Although industrial hemp production was legalized in the staunchly red state of Indiana last year, no fields have yet been planted.
That’s because would-be hemp companies have been waiting for months on both federal approval of the program as well as seeds to sow.
As a consequence, the state is lagging far behind its neighbor to the south, Kentucky, which harvested 33 acres of industrial hemp last year and is planning on expanding that number exponentially this year.
Some hemp backers are hoping that seeds will arrive soon enough so that fields can be sown yet in June, but that may only be for a study at Purdue University, which got the state and federal governments to green light a three-year cultivation program to be run by an academic team.
The Indiana Hemp Industries Association is still pushing for hemp to become accepted in that state as it has been in Kentucky and several others, including Colorado, Washington and Oregon.

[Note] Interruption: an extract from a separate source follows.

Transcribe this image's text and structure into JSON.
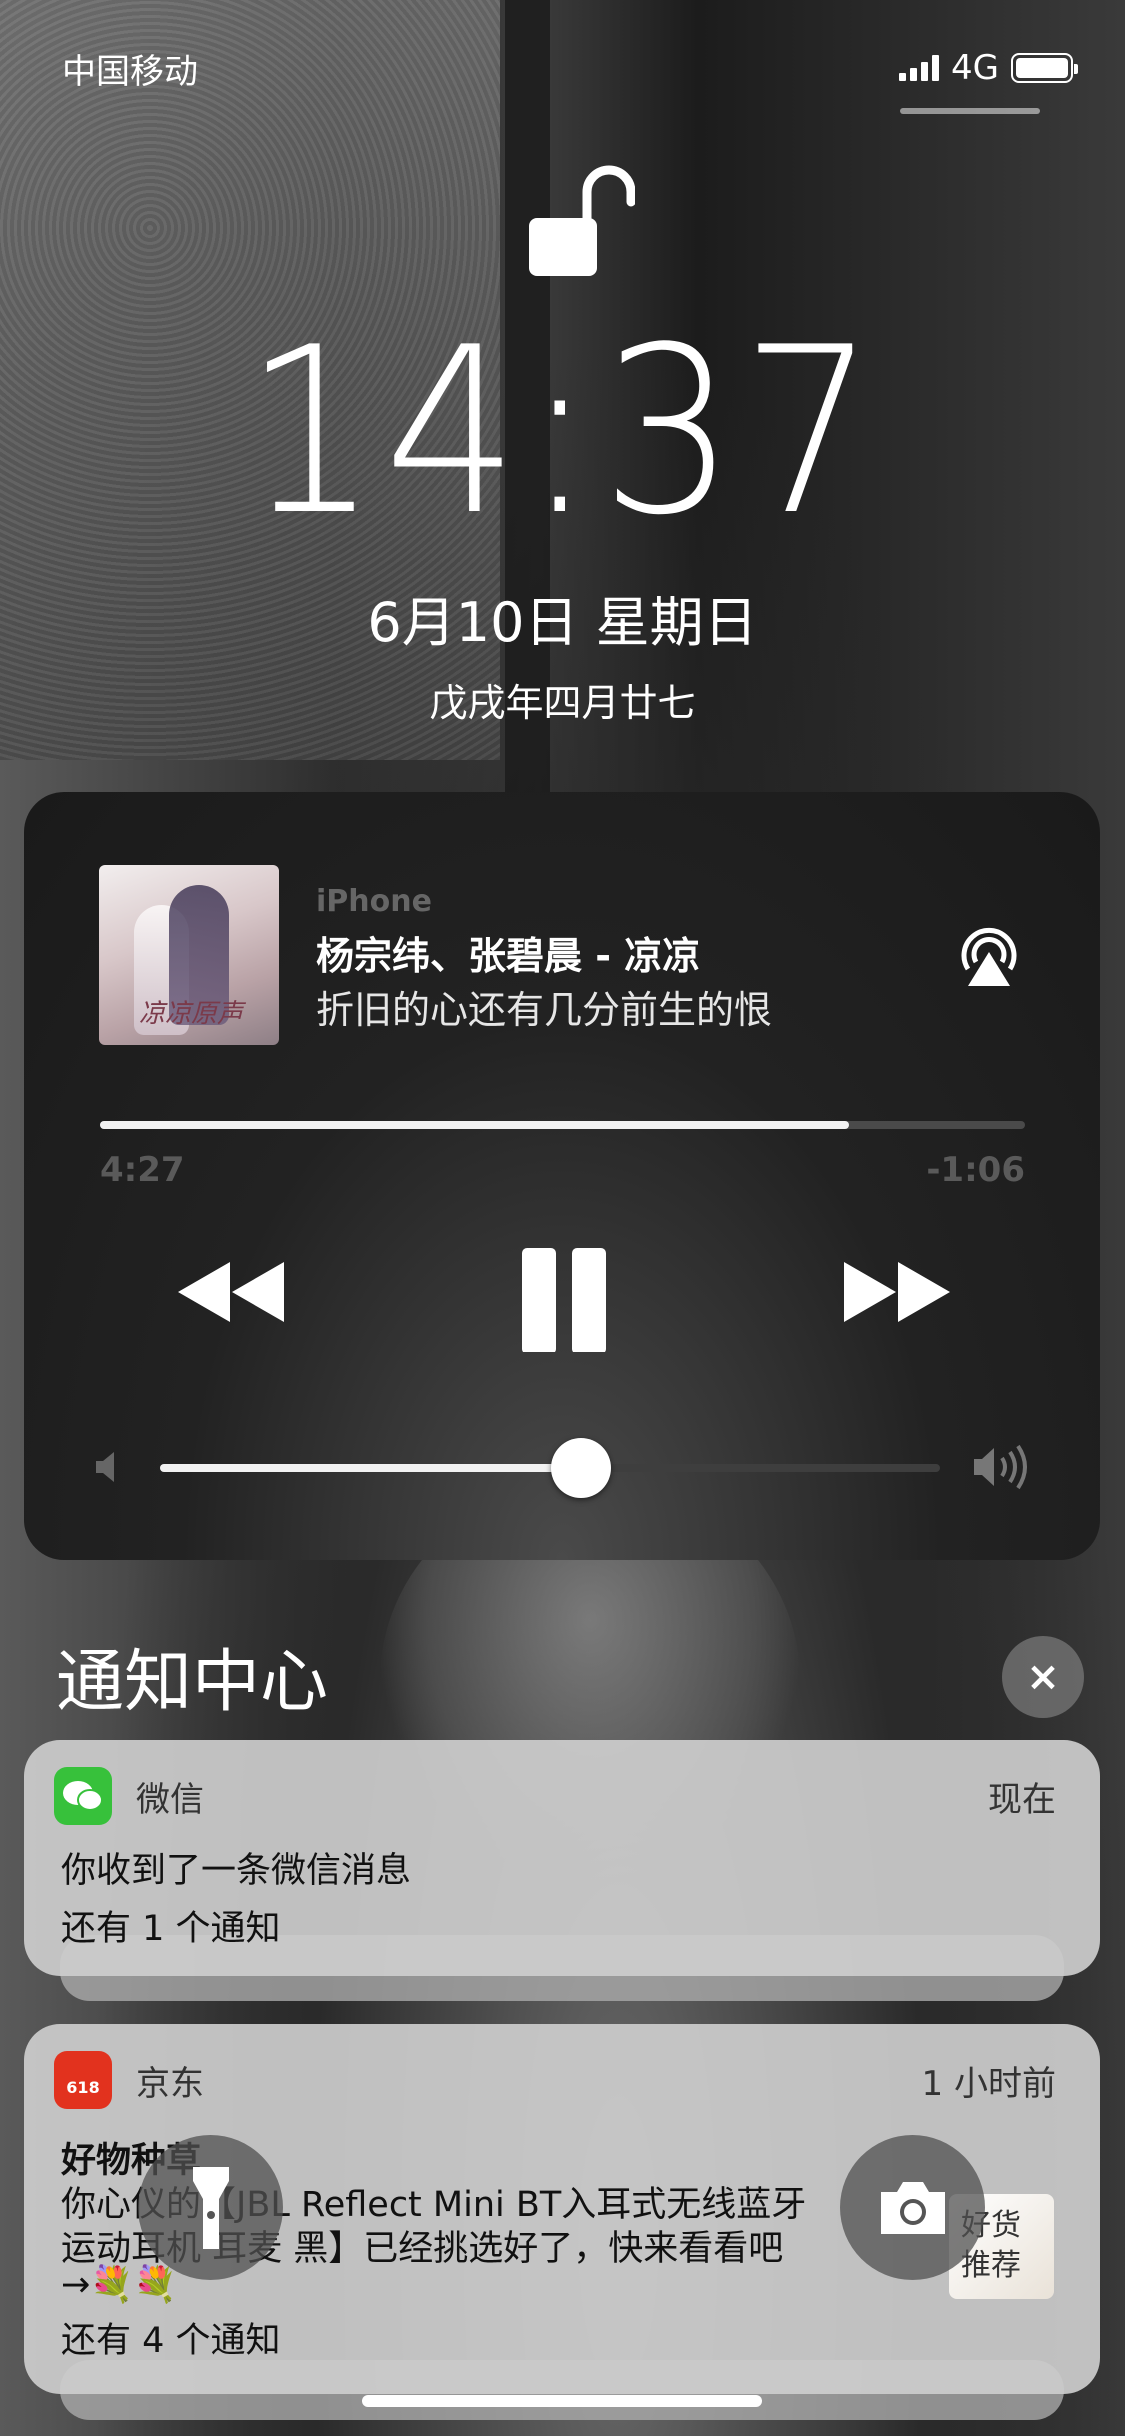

Similar to hemp advocates in other agricultural states, the association sees hemp as a possible boon for struggling farmers, and also argues hemp could spark a manufacturing renaissance since the plant is used for a wide variety of products.